The second time up the long climb you’d feel okay physically, just slow and fat and worthless, but when you went through the start-finish no one would even look at you. “Why’s he still out there? Why doesn’t he just quit? He’s proving nothing besides what he’s already proven: He sucks. Now it’s just demeaning.”
On the final lap you’d completely run out of gas with most of the lap to go. Each pedal stroke would hurt. You’d get passed by old people, weak people, fat people, bony people, and finally by the carload of drunks again who would feel so sorry for you they’d pull over and offer you a ride home, wherever home is. You’d decline, but only because the car was filled with cigarette smoke, empty beer cans, three weeks of dirty laundry, and a couple of flatulent old hounds.
There would be two people at the finish, one of them an official. As soon as you crossed the line they’d mark your name off and roll their eyes and the race would be over. For you, for everyone. They’d give you that look like, “Because of YOU we had to stand out here in the fucking cold for an extra hour. Why’d you even show up? We hate you.”
So, enjoy your weekend
Once you got home, you’d ask yourself, “Why in the hell did I just do that?”
You’d have no good answer, but many bad ones.
- I just wanted to prove I could do it. (So what’s next, proving you can survive a fiery 10-car pile-up on the freeway?)
- I wanted to be there for my teammates. (Who think you suck and who were embarrassed by your miserable performance in THEIR team colors.)
- I think it will help my crit racing. (You are now, in addition to being officially crazy, officially stupid.)
- I was goaded into it by guilt and by the Wankmeister. (Add “officially pathetic” to the list.)
- It was a good chance to get some quality racing miles under my belt. (No it wasn’t, unless you plan to do future races at 12 mph.)
- I’ve heard so much about Boulevard that I just had to do it. (Yes, but have you ever heard anything good about it? No? Me, either.)
- I wanted to see if it was as tough as mountain biking. (Nothing is tougher than mountain biking simply because trees and boulders have zero give when you hit them with your forehead at 35 mph. But nothing hurts like a hard road race…haven’t you ever seen or heard of the Tour de France?)
- I wanted to get out for the weekend. (East San Diego County isn’t “out.” It’s “in,” as in “in the crapper.”)
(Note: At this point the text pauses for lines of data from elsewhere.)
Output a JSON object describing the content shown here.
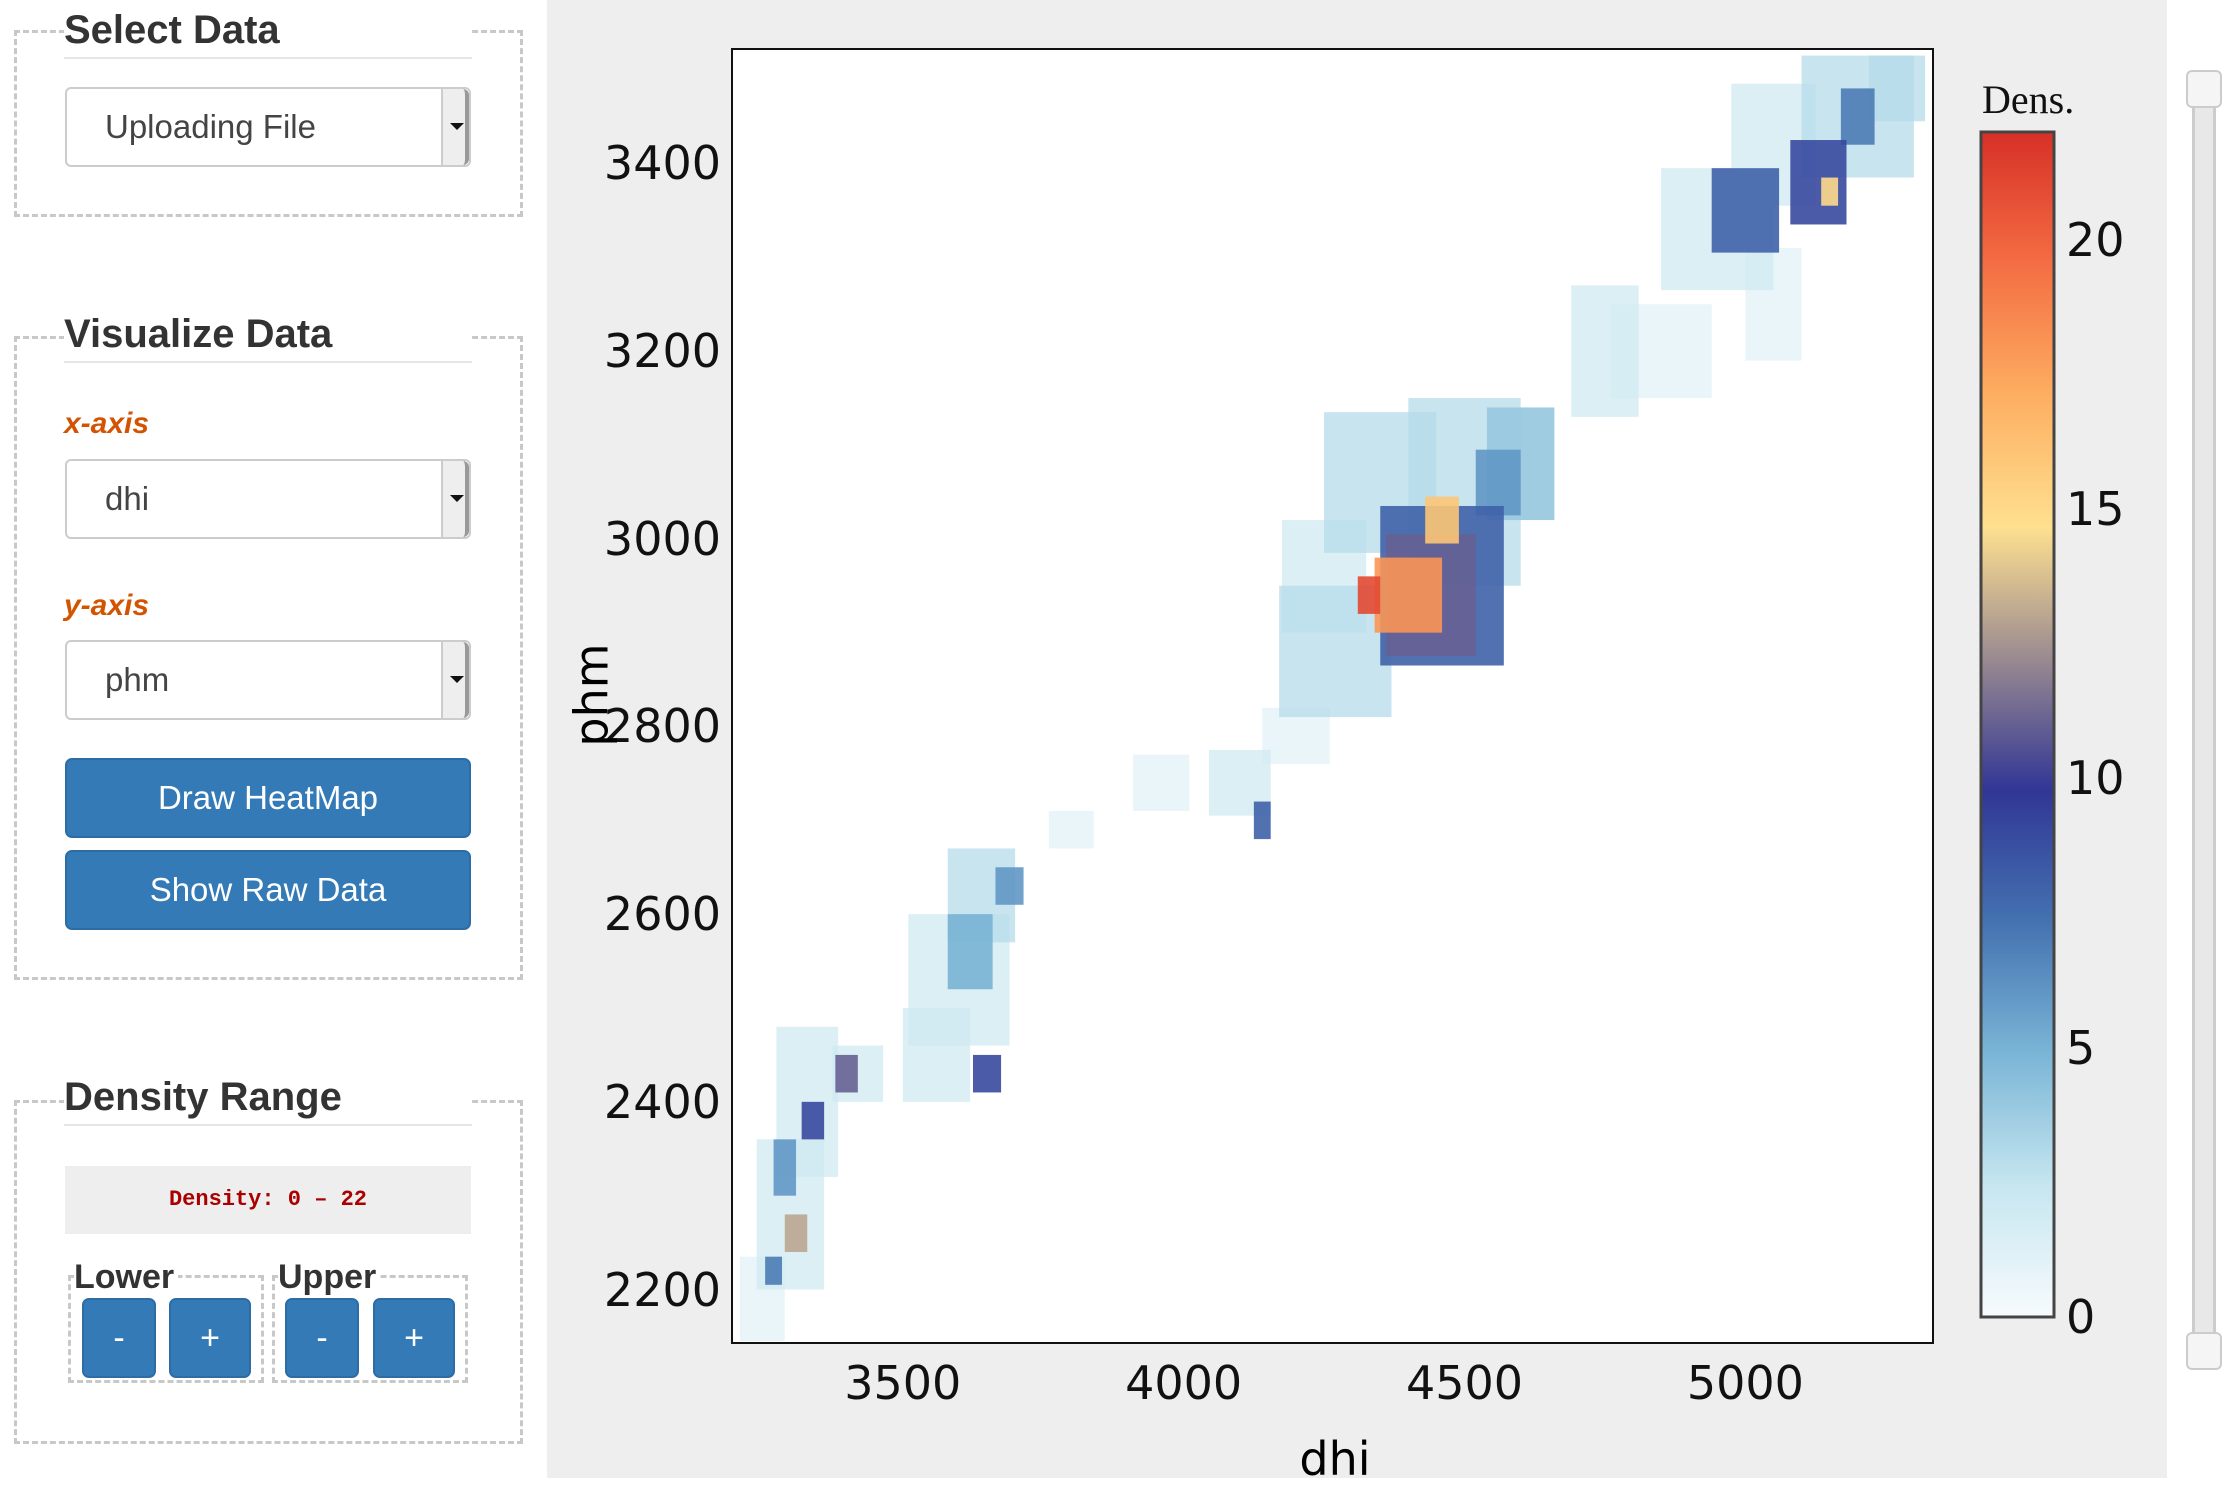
{
  "sidebar": {
    "select_data": {
      "title": "Select Data",
      "selected": "Uploading File"
    },
    "visualize": {
      "title": "Visualize Data",
      "x_label": "x-axis",
      "x_selected": "dhi",
      "y_label": "y-axis",
      "y_selected": "phm",
      "draw_button": "Draw HeatMap",
      "raw_button": "Show Raw Data"
    },
    "density": {
      "title": "Density Range",
      "display": "Density: 0 – 22",
      "lower": "Lower",
      "upper": "Upper",
      "minus": "-",
      "plus": "+"
    }
  },
  "chart_data": {
    "type": "heatmap",
    "xlabel": "dhi",
    "ylabel": "phm",
    "xlim": [
      3196,
      5334
    ],
    "ylim": [
      2143,
      3522
    ],
    "xticks": [
      3500,
      4000,
      4500,
      5000
    ],
    "yticks": [
      2200,
      2400,
      2600,
      2800,
      3000,
      3200,
      3400
    ],
    "colorbar": {
      "title": "Dens.",
      "range": [
        0,
        22
      ],
      "ticks": [
        0,
        5,
        10,
        15,
        20
      ],
      "colors": [
        "#f7fbfd",
        "#c6e6f0",
        "#7ab5d6",
        "#4472b0",
        "#313695",
        "#9a8a90",
        "#fee090",
        "#fdae61",
        "#f46d43",
        "#d73027"
      ]
    },
    "cells_note_format": "[x, y, width, height, density]",
    "cells": [
      [
        3250,
        2190,
        80,
        90,
        1
      ],
      [
        3300,
        2280,
        120,
        160,
        2
      ],
      [
        3330,
        2400,
        110,
        160,
        2
      ],
      [
        3420,
        2430,
        90,
        60,
        2
      ],
      [
        3560,
        2450,
        120,
        100,
        2
      ],
      [
        3600,
        2530,
        180,
        140,
        2
      ],
      [
        3640,
        2620,
        120,
        100,
        3
      ],
      [
        3800,
        2690,
        80,
        40,
        1
      ],
      [
        3960,
        2740,
        100,
        60,
        1
      ],
      [
        4100,
        2740,
        110,
        70,
        2
      ],
      [
        4200,
        2790,
        120,
        60,
        1
      ],
      [
        4270,
        2880,
        200,
        140,
        3
      ],
      [
        4250,
        2960,
        150,
        120,
        2
      ],
      [
        4350,
        3060,
        200,
        150,
        3
      ],
      [
        4500,
        3050,
        200,
        200,
        3
      ],
      [
        4600,
        3080,
        120,
        120,
        4
      ],
      [
        4750,
        3200,
        120,
        140,
        2
      ],
      [
        4850,
        3200,
        180,
        100,
        1
      ],
      [
        4950,
        3330,
        200,
        130,
        2
      ],
      [
        5050,
        3250,
        100,
        120,
        1
      ],
      [
        5050,
        3420,
        150,
        130,
        2
      ],
      [
        5200,
        3450,
        200,
        130,
        3
      ],
      [
        5270,
        3480,
        100,
        70,
        3
      ],
      [
        3290,
        2330,
        40,
        60,
        6
      ],
      [
        3340,
        2380,
        40,
        40,
        9
      ],
      [
        3400,
        2430,
        40,
        40,
        11
      ],
      [
        3310,
        2260,
        40,
        40,
        13
      ],
      [
        3270,
        2220,
        30,
        30,
        7
      ],
      [
        3650,
        2430,
        50,
        40,
        9
      ],
      [
        3620,
        2560,
        80,
        80,
        5
      ],
      [
        3690,
        2630,
        50,
        40,
        6
      ],
      [
        4140,
        2700,
        30,
        40,
        8
      ],
      [
        4460,
        2950,
        220,
        170,
        8
      ],
      [
        4440,
        2940,
        160,
        130,
        11
      ],
      [
        4400,
        2940,
        120,
        80,
        18
      ],
      [
        4330,
        2940,
        40,
        40,
        21
      ],
      [
        4460,
        3020,
        60,
        50,
        16
      ],
      [
        4560,
        3060,
        80,
        70,
        6
      ],
      [
        5000,
        3350,
        120,
        90,
        8
      ],
      [
        5130,
        3380,
        100,
        90,
        9
      ],
      [
        5150,
        3370,
        30,
        30,
        15
      ],
      [
        5200,
        3450,
        60,
        60,
        7
      ]
    ]
  }
}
Of course by now the car is packed and you’re headed down to the race. Good luck. You’ll need it, along with a miracle. And in case you didn’t get the memo, there are no miracles. On race day at Boulevard, there are only sad stories of failure, defeat, and enduring the awful for no good reason. This…
…is bike racing.